**TASK OBJECTIVE:**
Every entry needs to be printed exactly, please.

[Opening PROVIDED RECORDS section]

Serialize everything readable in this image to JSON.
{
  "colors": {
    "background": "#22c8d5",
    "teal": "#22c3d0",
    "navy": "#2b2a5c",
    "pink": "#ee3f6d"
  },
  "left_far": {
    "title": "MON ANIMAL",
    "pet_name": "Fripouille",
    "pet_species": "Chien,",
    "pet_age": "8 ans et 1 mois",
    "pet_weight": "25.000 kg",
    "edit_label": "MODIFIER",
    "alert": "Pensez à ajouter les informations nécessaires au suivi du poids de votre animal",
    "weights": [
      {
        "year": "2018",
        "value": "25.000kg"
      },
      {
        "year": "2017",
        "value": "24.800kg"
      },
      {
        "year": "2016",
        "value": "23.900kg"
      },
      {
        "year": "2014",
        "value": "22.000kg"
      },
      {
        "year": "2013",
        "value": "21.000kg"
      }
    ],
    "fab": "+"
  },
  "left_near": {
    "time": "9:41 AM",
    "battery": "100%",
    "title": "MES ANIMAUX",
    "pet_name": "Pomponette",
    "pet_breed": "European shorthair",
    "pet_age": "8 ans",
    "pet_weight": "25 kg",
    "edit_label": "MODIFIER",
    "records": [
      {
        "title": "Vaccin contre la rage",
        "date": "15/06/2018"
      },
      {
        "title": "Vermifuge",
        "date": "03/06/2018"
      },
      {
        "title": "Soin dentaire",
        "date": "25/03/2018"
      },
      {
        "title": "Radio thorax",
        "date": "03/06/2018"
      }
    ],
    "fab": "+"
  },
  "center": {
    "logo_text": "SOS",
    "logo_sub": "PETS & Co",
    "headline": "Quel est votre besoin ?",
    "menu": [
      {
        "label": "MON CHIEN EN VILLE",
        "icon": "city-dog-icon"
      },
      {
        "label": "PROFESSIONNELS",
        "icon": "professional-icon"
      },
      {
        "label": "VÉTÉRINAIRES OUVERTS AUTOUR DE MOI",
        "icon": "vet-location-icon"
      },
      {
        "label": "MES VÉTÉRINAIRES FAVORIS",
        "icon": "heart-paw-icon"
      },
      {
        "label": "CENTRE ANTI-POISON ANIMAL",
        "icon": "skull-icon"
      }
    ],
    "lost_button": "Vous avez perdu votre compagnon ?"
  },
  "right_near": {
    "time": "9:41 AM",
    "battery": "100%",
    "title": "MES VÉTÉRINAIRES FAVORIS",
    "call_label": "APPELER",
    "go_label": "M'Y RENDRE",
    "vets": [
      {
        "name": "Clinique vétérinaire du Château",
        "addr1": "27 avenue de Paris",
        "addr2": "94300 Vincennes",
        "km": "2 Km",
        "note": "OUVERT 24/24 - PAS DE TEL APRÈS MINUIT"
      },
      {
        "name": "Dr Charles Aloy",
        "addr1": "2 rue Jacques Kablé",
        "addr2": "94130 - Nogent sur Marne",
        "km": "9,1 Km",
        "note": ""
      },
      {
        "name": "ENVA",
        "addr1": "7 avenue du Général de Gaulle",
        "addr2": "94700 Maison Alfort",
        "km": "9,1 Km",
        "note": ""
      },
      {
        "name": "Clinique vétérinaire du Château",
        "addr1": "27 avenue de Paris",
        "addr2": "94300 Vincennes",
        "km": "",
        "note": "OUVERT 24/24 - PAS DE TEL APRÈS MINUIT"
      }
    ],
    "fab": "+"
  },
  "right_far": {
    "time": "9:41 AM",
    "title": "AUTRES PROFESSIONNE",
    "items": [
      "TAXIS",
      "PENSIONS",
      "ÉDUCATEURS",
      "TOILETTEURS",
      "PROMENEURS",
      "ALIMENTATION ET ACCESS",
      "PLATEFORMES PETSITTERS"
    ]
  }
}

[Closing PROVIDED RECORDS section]

**ANSWER BOX:**
Serialize everything readable in this image to JSON.
{
  "colors": {
    "background": "#22c8d5",
    "teal": "#22c3d0",
    "navy": "#2b2a5c",
    "pink": "#ee3f6d"
  },
  "left_far": {
    "title": "MON ANIMAL",
    "pet_name": "Fripouille",
    "pet_species": "Chien,",
    "pet_age": "8 ans et 1 mois",
    "pet_weight": "25.000 kg",
    "edit_label": "MODIFIER",
    "alert": "Pensez à ajouter les informations nécessaires au suivi du poids de votre animal",
    "weights": [
      {
        "year": "2018",
        "value": "25.000kg"
      },
      {
        "year": "2017",
        "value": "24.800kg"
      },
      {
        "year": "2016",
        "value": "23.900kg"
      },
      {
        "year": "2014",
        "value": "22.000kg"
      },
      {
        "year": "2013",
        "value": "21.000kg"
      }
    ],
    "fab": "+"
  },
  "left_near": {
    "time": "9:41 AM",
    "battery": "100%",
    "title": "MES ANIMAUX",
    "pet_name": "Pomponette",
    "pet_breed": "European shorthair",
    "pet_age": "8 ans",
    "pet_weight": "25 kg",
    "edit_label": "MODIFIER",
    "records": [
      {
        "title": "Vaccin contre la rage",
        "date": "15/06/2018"
      },
      {
        "title": "Vermifuge",
        "date": "03/06/2018"
      },
      {
        "title": "Soin dentaire",
        "date": "25/03/2018"
      },
      {
        "title": "Radio thorax",
        "date": "03/06/2018"
      }
    ],
    "fab": "+"
  },
  "center": {
    "logo_text": "SOS",
    "logo_sub": "PETS & Co",
    "headline": "Quel est votre besoin ?",
    "menu": [
      {
        "label": "MON CHIEN EN VILLE",
        "icon": "city-dog-icon"
      },
      {
        "label": "PROFESSIONNELS",
        "icon": "professional-icon"
      },
      {
        "label": "VÉTÉRINAIRES OUVERTS AUTOUR DE MOI",
        "icon": "vet-location-icon"
      },
      {
        "label": "MES VÉTÉRINAIRES FAVORIS",
        "icon": "heart-paw-icon"
      },
      {
        "label": "CENTRE ANTI-POISON ANIMAL",
        "icon": "skull-icon"
      }
    ],
    "lost_button": "Vous avez perdu votre compagnon ?"
  },
  "right_near": {
    "time": "9:41 AM",
    "battery": "100%",
    "title": "MES VÉTÉRINAIRES FAVORIS",
    "call_label": "APPELER",
    "go_label": "M'Y RENDRE",
    "vets": [
      {
        "name": "Clinique vétérinaire du Château",
        "addr1": "27 avenue de Paris",
        "addr2": "94300 Vincennes",
        "km": "2 Km",
        "note": "OUVERT 24/24 - PAS DE TEL APRÈS MINUIT"
      },
      {
        "name": "Dr Charles Aloy",
        "addr1": "2 rue Jacques Kablé",
        "addr2": "94130 - Nogent sur Marne",
        "km": "9,1 Km",
        "note": ""
      },
      {
        "name": "ENVA",
        "addr1": "7 avenue du Général de Gaulle",
        "addr2": "94700 Maison Alfort",
        "km": "9,1 Km",
        "note": ""
      },
      {
        "name": "Clinique vétérinaire du Château",
        "addr1": "27 avenue de Paris",
        "addr2": "94300 Vincennes",
        "km": "",
        "note": "OUVERT 24/24 - PAS DE TEL APRÈS MINUIT"
      }
    ],
    "fab": "+"
  },
  "right_far": {
    "time": "9:41 AM",
    "title": "AUTRES PROFESSIONNE",
    "items": [
      "TAXIS",
      "PENSIONS",
      "ÉDUCATEURS",
      "TOILETTEURS",
      "PROMENEURS",
      "ALIMENTATION ET ACCESS",
      "PLATEFORMES PETSITTERS"
    ]
  }
}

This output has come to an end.